━━ Information

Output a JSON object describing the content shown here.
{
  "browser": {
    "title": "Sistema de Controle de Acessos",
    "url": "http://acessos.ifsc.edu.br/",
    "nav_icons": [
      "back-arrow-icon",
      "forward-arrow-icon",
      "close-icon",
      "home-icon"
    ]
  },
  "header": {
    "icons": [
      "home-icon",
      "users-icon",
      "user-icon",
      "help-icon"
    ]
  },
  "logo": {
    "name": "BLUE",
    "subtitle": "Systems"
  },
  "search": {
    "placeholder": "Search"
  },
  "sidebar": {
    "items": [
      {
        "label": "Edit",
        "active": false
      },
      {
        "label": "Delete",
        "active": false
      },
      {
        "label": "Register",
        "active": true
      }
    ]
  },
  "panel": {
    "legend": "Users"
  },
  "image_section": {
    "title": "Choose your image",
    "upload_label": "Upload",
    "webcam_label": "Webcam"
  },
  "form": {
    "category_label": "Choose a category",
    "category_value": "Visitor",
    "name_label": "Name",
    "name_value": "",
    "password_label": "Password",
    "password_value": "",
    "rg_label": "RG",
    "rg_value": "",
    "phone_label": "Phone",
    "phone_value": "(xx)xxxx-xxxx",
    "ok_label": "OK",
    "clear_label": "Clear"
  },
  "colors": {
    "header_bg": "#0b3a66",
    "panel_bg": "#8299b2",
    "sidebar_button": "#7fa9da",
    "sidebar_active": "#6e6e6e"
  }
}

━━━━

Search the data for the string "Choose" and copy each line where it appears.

    "title": "Choose your image",
    "category_label": "Choose a category",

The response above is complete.